The use of automated decision-making systems by the District of Columbia (D.C.) government is having widespread impact on the accuracy, fairness, and equity of decisions that affect District residents, according to a report released on Nov. 1 by a prominent privacy advocacy group.
The report – entitled ‘Screened and Scored in the District of Columbia’ and published by the Electronic Privacy Information Center (EPIC) – explains that the D.C. government routinely outsources critical government decisions to automated decision-making systems in areas such as public benefits, policing, and housing. That practice, the report asserts, affects the accuracy, fairness, and equity of some decisions that affect city residents.

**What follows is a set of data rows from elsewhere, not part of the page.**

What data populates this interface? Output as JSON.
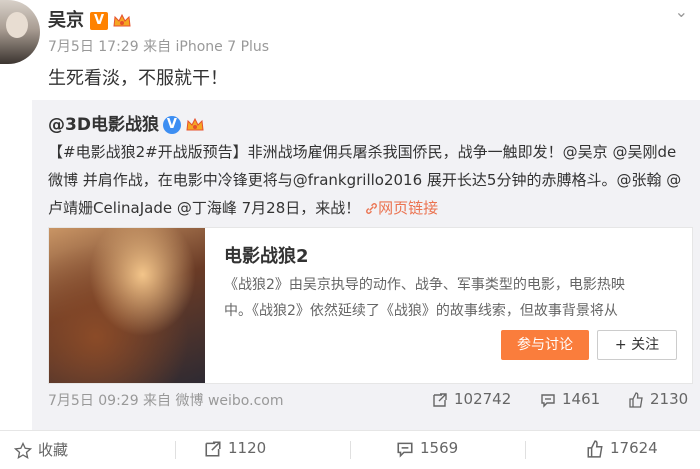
{
  "post": {
    "user_name": "吴京",
    "verified_mark": "V",
    "time": "7月5日 17:29",
    "source_prefix": "来自",
    "source": "iPhone 7 Plus",
    "text": "生死看淡，不服就干！"
  },
  "repost": {
    "user_name": "@3D电影战狼",
    "verified_mark": "V",
    "text_lines": [
      "【#电影战狼2#开战版预告】非洲战场雇佣兵屠杀我国侨民，战争一触即发！@吴京 @吴刚de",
      "微博 并肩作战，在电影中冷锋更将与@frankgrillo2016 展开长达5分钟的赤膊格斗。@张翰 @",
      "卢靖姗CelinaJade @丁海峰 7月28日，来战！"
    ],
    "web_link": "网页链接",
    "card": {
      "title": "电影战狼2",
      "desc_lines": [
        "《战狼2》由吴京执导的动作、战争、军事类型的电影，电影热映",
        "中。《战狼2》依然延续了《战狼》的故事线索，但故事背景将从"
      ],
      "join_label": "参与讨论",
      "follow_label": "+ 关注"
    },
    "meta": "7月5日 09:29 来自 微博 weibo.com",
    "reposts": "102742",
    "comments": "1461",
    "likes": "2130"
  },
  "actions": {
    "favorite": "收藏",
    "forward": "1120",
    "comment": "1569",
    "like": "17624"
  },
  "colors": {
    "accent": "#fa7d3c",
    "link": "#eb7350",
    "verified_orange": "#ff8200",
    "verified_blue": "#3d8ef2"
  }
}
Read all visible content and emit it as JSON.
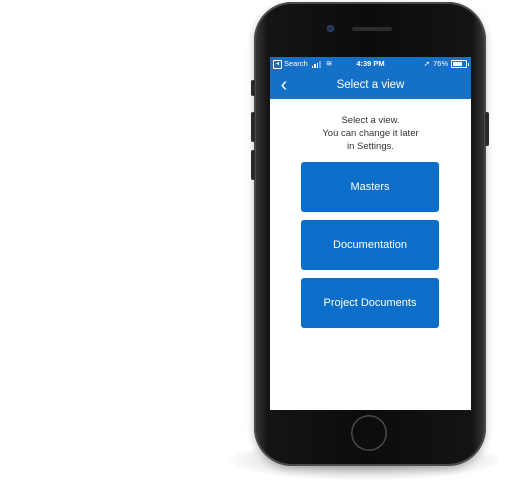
{
  "status_bar": {
    "back_label": "Search",
    "time": "4:39 PM",
    "battery_text": "76%",
    "battery_level": 0.76,
    "signal_bars": 3
  },
  "nav": {
    "back_icon": "chevron-left-icon",
    "back_glyph": "‹",
    "title": "Select a view"
  },
  "prompt": {
    "line1": "Select a view.",
    "line2": "You can change it later",
    "line3": "in Settings."
  },
  "views": [
    {
      "label": "Masters"
    },
    {
      "label": "Documentation"
    },
    {
      "label": "Project Documents"
    }
  ],
  "colors": {
    "accent": "#1570c8",
    "button": "#0b6fc9",
    "background": "#ffffff",
    "text": "#333333"
  }
}
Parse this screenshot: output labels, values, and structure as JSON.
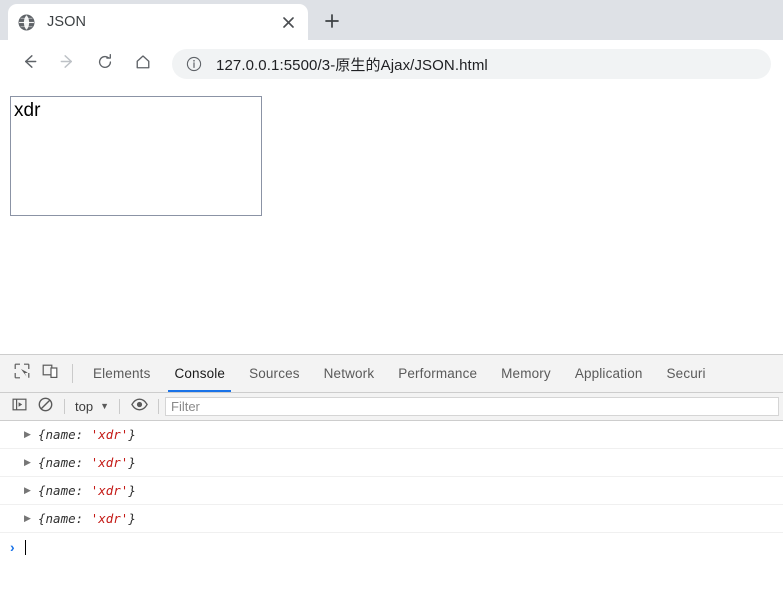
{
  "browser": {
    "tab": {
      "title": "JSON",
      "favicon_icon": "globe-icon",
      "close_icon": "close-icon"
    },
    "new_tab_icon": "plus-icon",
    "nav": {
      "back_icon": "arrow-left-icon",
      "forward_icon": "arrow-right-icon",
      "reload_icon": "reload-icon",
      "home_icon": "home-icon"
    },
    "omnibox": {
      "info_icon": "info-circle-icon",
      "url": "127.0.0.1:5500/3-原生的Ajax/JSON.html"
    }
  },
  "page": {
    "box_text": "xdr"
  },
  "devtools": {
    "toolbar_icons": {
      "inspect": "inspect-element-icon",
      "device": "device-toolbar-icon"
    },
    "tabs": [
      {
        "label": "Elements",
        "active": false
      },
      {
        "label": "Console",
        "active": true
      },
      {
        "label": "Sources",
        "active": false
      },
      {
        "label": "Network",
        "active": false
      },
      {
        "label": "Performance",
        "active": false
      },
      {
        "label": "Memory",
        "active": false
      },
      {
        "label": "Application",
        "active": false
      },
      {
        "label": "Securi",
        "active": false
      }
    ],
    "console_toolbar": {
      "sidebar_icon": "console-sidebar-icon",
      "clear_icon": "clear-console-icon",
      "context": "top",
      "context_caret": "▼",
      "eye_icon": "live-expression-eye-icon",
      "filter_placeholder": "Filter",
      "filter_value": ""
    },
    "console_messages": [
      {
        "arrow": "▶",
        "prefix": "{name: ",
        "value": "'xdr'",
        "suffix": "}"
      },
      {
        "arrow": "▶",
        "prefix": "{name: ",
        "value": "'xdr'",
        "suffix": "}"
      },
      {
        "arrow": "▶",
        "prefix": "{name: ",
        "value": "'xdr'",
        "suffix": "}"
      },
      {
        "arrow": "▶",
        "prefix": "{name: ",
        "value": "'xdr'",
        "suffix": "}"
      }
    ],
    "prompt": {
      "caret": "›",
      "input_value": ""
    },
    "colors": {
      "accent": "#1a73e8",
      "string_token": "#c41a16",
      "chrome_bg": "#dee1e6",
      "devtools_bg": "#f3f3f3"
    }
  }
}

In the face of those findings, EPIC argued that D.C. needs to do more to increase transparency of how automated systems work, and to give city residents recourse to challenge the recommendations that those systems make.
According to the report, the D.C. criminal justice system uses an automated decision-making tool called the risk assessment instrument. Information about a defendant’s criminal history, employment status, and demographic is fed into the system. Then, during pretrial hearings, the risk assessment instrument predicts how likely the defendant is to get arrested again or fail to appear at trial.

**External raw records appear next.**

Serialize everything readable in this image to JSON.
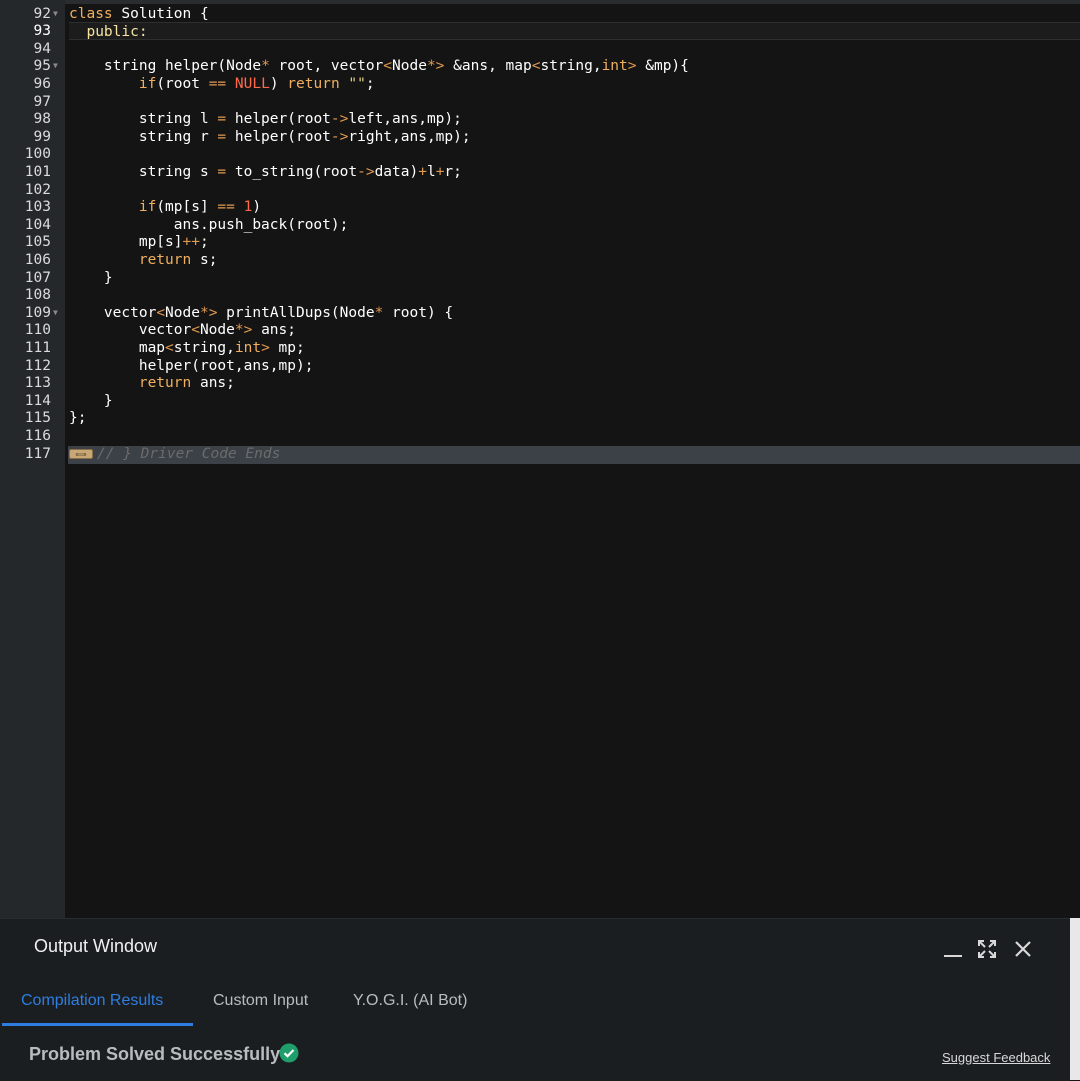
{
  "editor": {
    "lines": [
      {
        "num": "92",
        "fold": true,
        "active": false,
        "tokens": [
          [
            "kw",
            "class"
          ],
          [
            "ty",
            " Solution {"
          ]
        ]
      },
      {
        "num": "93",
        "fold": false,
        "active": true,
        "tokens": [
          [
            "pub",
            "  public:"
          ]
        ]
      },
      {
        "num": "94",
        "fold": false,
        "active": false,
        "tokens": []
      },
      {
        "num": "95",
        "fold": true,
        "active": false,
        "tokens": [
          [
            "ty",
            "    string helper(Node"
          ],
          [
            "op",
            "*"
          ],
          [
            "ty",
            " root, vector"
          ],
          [
            "op",
            "<"
          ],
          [
            "ty",
            "Node"
          ],
          [
            "op",
            "*>"
          ],
          [
            "ty",
            " &ans, map"
          ],
          [
            "op",
            "<"
          ],
          [
            "ty",
            "string,"
          ],
          [
            "kw",
            "int"
          ],
          [
            "op",
            ">"
          ],
          [
            "ty",
            " &mp){"
          ]
        ]
      },
      {
        "num": "96",
        "fold": false,
        "active": false,
        "tokens": [
          [
            "ty",
            "        "
          ],
          [
            "kw",
            "if"
          ],
          [
            "ty",
            "(root "
          ],
          [
            "op",
            "=="
          ],
          [
            "ty",
            " "
          ],
          [
            "num",
            "NULL"
          ],
          [
            "ty",
            ") "
          ],
          [
            "kw",
            "return"
          ],
          [
            "ty",
            " "
          ],
          [
            "str",
            "\"\""
          ],
          [
            "ty",
            ";"
          ]
        ]
      },
      {
        "num": "97",
        "fold": false,
        "active": false,
        "tokens": []
      },
      {
        "num": "98",
        "fold": false,
        "active": false,
        "tokens": [
          [
            "ty",
            "        string l "
          ],
          [
            "op",
            "="
          ],
          [
            "ty",
            " helper(root"
          ],
          [
            "op",
            "->"
          ],
          [
            "ty",
            "left,ans,mp);"
          ]
        ]
      },
      {
        "num": "99",
        "fold": false,
        "active": false,
        "tokens": [
          [
            "ty",
            "        string r "
          ],
          [
            "op",
            "="
          ],
          [
            "ty",
            " helper(root"
          ],
          [
            "op",
            "->"
          ],
          [
            "ty",
            "right,ans,mp);"
          ]
        ]
      },
      {
        "num": "100",
        "fold": false,
        "active": false,
        "tokens": []
      },
      {
        "num": "101",
        "fold": false,
        "active": false,
        "tokens": [
          [
            "ty",
            "        string s "
          ],
          [
            "op",
            "="
          ],
          [
            "ty",
            " to_string(root"
          ],
          [
            "op",
            "->"
          ],
          [
            "ty",
            "data)"
          ],
          [
            "op",
            "+"
          ],
          [
            "ty",
            "l"
          ],
          [
            "op",
            "+"
          ],
          [
            "ty",
            "r;"
          ]
        ]
      },
      {
        "num": "102",
        "fold": false,
        "active": false,
        "tokens": []
      },
      {
        "num": "103",
        "fold": false,
        "active": false,
        "tokens": [
          [
            "ty",
            "        "
          ],
          [
            "kw",
            "if"
          ],
          [
            "ty",
            "(mp[s] "
          ],
          [
            "op",
            "=="
          ],
          [
            "ty",
            " "
          ],
          [
            "num",
            "1"
          ],
          [
            "ty",
            ")"
          ]
        ]
      },
      {
        "num": "104",
        "fold": false,
        "active": false,
        "tokens": [
          [
            "ty",
            "            ans.push_back(root);"
          ]
        ]
      },
      {
        "num": "105",
        "fold": false,
        "active": false,
        "tokens": [
          [
            "ty",
            "        mp[s]"
          ],
          [
            "op",
            "++"
          ],
          [
            "ty",
            ";"
          ]
        ]
      },
      {
        "num": "106",
        "fold": false,
        "active": false,
        "tokens": [
          [
            "ty",
            "        "
          ],
          [
            "kw",
            "return"
          ],
          [
            "ty",
            " s;"
          ]
        ]
      },
      {
        "num": "107",
        "fold": false,
        "active": false,
        "tokens": [
          [
            "ty",
            "    }"
          ]
        ]
      },
      {
        "num": "108",
        "fold": false,
        "active": false,
        "tokens": []
      },
      {
        "num": "109",
        "fold": true,
        "active": false,
        "tokens": [
          [
            "ty",
            "    vector"
          ],
          [
            "op",
            "<"
          ],
          [
            "ty",
            "Node"
          ],
          [
            "op",
            "*>"
          ],
          [
            "ty",
            " printAllDups(Node"
          ],
          [
            "op",
            "*"
          ],
          [
            "ty",
            " root) {"
          ]
        ]
      },
      {
        "num": "110",
        "fold": false,
        "active": false,
        "tokens": [
          [
            "ty",
            "        vector"
          ],
          [
            "op",
            "<"
          ],
          [
            "ty",
            "Node"
          ],
          [
            "op",
            "*>"
          ],
          [
            "ty",
            " ans;"
          ]
        ]
      },
      {
        "num": "111",
        "fold": false,
        "active": false,
        "tokens": [
          [
            "ty",
            "        map"
          ],
          [
            "op",
            "<"
          ],
          [
            "ty",
            "string,"
          ],
          [
            "kw",
            "int"
          ],
          [
            "op",
            ">"
          ],
          [
            "ty",
            " mp;"
          ]
        ]
      },
      {
        "num": "112",
        "fold": false,
        "active": false,
        "tokens": [
          [
            "ty",
            "        helper(root,ans,mp);"
          ]
        ]
      },
      {
        "num": "113",
        "fold": false,
        "active": false,
        "tokens": [
          [
            "ty",
            "        "
          ],
          [
            "kw",
            "return"
          ],
          [
            "ty",
            " ans;"
          ]
        ]
      },
      {
        "num": "114",
        "fold": false,
        "active": false,
        "tokens": [
          [
            "ty",
            "    }"
          ]
        ]
      },
      {
        "num": "115",
        "fold": false,
        "active": false,
        "tokens": [
          [
            "ty",
            "};"
          ]
        ]
      },
      {
        "num": "116",
        "fold": false,
        "active": false,
        "tokens": []
      },
      {
        "num": "117",
        "fold": false,
        "active": false,
        "folded_widget": true,
        "tokens": [
          [
            "cm",
            "// } Driver Code Ends"
          ]
        ]
      }
    ]
  },
  "output_window": {
    "title": "Output Window",
    "minimize_icon": "minimize-icon",
    "expand_icon": "expand-icon",
    "close_icon": "close-icon",
    "tabs": [
      {
        "label": "Compilation Results",
        "active": true
      },
      {
        "label": "Custom Input",
        "active": false
      },
      {
        "label": "Y.O.G.I. (AI Bot)",
        "active": false
      }
    ],
    "status": "Problem Solved Successfully",
    "status_icon": "check-circle-icon",
    "status_icon_color": "#1e9e6a",
    "feedback_link": "Suggest Feedback"
  },
  "colors": {
    "accent": "#2f7de0",
    "keyword": "#f0b060",
    "number": "#ff6a4a"
  }
}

“The risk assessment instrument automatically applies different weights to each piece of information and aggregates a risk score,” the report says.
But these automated decision-making systems have “perpetrated algorithmic harm in ways that aren’t equitable,” EPIC said.
The report also analyzes the Metropolitan Police Department’s use of ShotSpotter technology, which uses a series of publicly installed acoustic sensors to detect gunshots and send police to the location of the gunfire.
EPIC said, however, these sensors often yield no evidence of gun-related crimes. In addition, it said, police departments often have placed these sensors in predominantly Brown and Black neighborhoods.
“False ShotSpotter alerts send police – expecting an armed suspect – into communities whose members are already more likely to be harmed or killed by officers. ShotSpotter has the potential to contribute to, rather than alleviate, violence,” the report says.
The report also argues that automated decision-making systems require more oversight and transparency to better protect the rights of D.C. residents. For example, the D.C. Housing Authority uses an algorithm to screen the criminal history of applicants and their likelihood of making rent payments on time. The agency also uses algorithms to assist caseworkers in determining which applicant is most in need and who gets housing first.
“People impacted by automated decision-making systems are rarely given much information about how they work, [and] it is hard to determine whether these systems are accurate,” the report says.
Plus, the lack of transparency in automated decision-making systems makes challenging those decisions difficult for constituents, it says. “You have a right to due process when the government [decides] your fundamental rights, such as your eligibility for public benefits,” EPIC said.
To address these concerns, the report recommends that D.C. government agencies offer more transparency into the decision-making process of automated systems. It also recommends that government agencies do not wholly depend on the results of automated systems.
“Automated decision-making systems should have similar protective mechanisms that ensure accuracy, fairness, and equity. But many do not: they make decisions without much oversight or input, decisions that are difficult to challenge, and [unfair decisions],” the report states. “When government agencies assume automated decision-making systems are accurate, it can be difficult to hold agencies accountable for the harm these tools cause.”